■ Your goal ■
All lines ahead of the one containing "Parse this screenshot: output" are to be left out; that line and each one after it, through the end of the records below, are to be duplicated exactly.

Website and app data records
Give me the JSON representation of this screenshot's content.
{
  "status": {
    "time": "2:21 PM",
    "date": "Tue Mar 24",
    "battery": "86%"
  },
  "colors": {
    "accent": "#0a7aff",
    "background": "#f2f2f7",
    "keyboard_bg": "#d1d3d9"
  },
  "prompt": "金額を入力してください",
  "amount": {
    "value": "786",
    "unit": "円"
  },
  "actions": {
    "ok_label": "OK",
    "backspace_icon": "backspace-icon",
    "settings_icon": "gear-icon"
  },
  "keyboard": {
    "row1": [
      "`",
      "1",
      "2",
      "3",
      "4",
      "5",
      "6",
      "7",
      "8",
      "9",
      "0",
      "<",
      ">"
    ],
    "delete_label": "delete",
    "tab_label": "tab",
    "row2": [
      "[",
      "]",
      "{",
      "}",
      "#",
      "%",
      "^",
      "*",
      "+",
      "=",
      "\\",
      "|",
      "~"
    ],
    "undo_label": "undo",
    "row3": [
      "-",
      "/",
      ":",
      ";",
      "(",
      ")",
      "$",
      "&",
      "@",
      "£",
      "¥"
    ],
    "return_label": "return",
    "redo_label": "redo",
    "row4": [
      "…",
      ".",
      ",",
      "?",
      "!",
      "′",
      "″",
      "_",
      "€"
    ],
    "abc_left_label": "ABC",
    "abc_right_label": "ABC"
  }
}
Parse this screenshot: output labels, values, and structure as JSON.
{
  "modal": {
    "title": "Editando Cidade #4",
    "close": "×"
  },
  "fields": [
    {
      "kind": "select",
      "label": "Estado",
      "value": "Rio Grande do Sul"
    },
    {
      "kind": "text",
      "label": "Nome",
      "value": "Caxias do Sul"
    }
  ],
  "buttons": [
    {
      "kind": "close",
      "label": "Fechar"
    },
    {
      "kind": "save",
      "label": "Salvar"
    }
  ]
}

■ Problem solution ■
Parse this screenshot: output labels, values, and structure as JSON.
{
  "modal": {
    "title": "Editando Cidade #4",
    "close": "×"
  },
  "fields": [
    {
      "kind": "select",
      "label": "Estado",
      "value": "Rio Grande do Sul"
    },
    {
      "kind": "text",
      "label": "Nome",
      "value": "Caxias do Sul"
    }
  ],
  "buttons": [
    {
      "kind": "close",
      "label": "Fechar"
    },
    {
      "kind": "save",
      "label": "Salvar"
    }
  ]
}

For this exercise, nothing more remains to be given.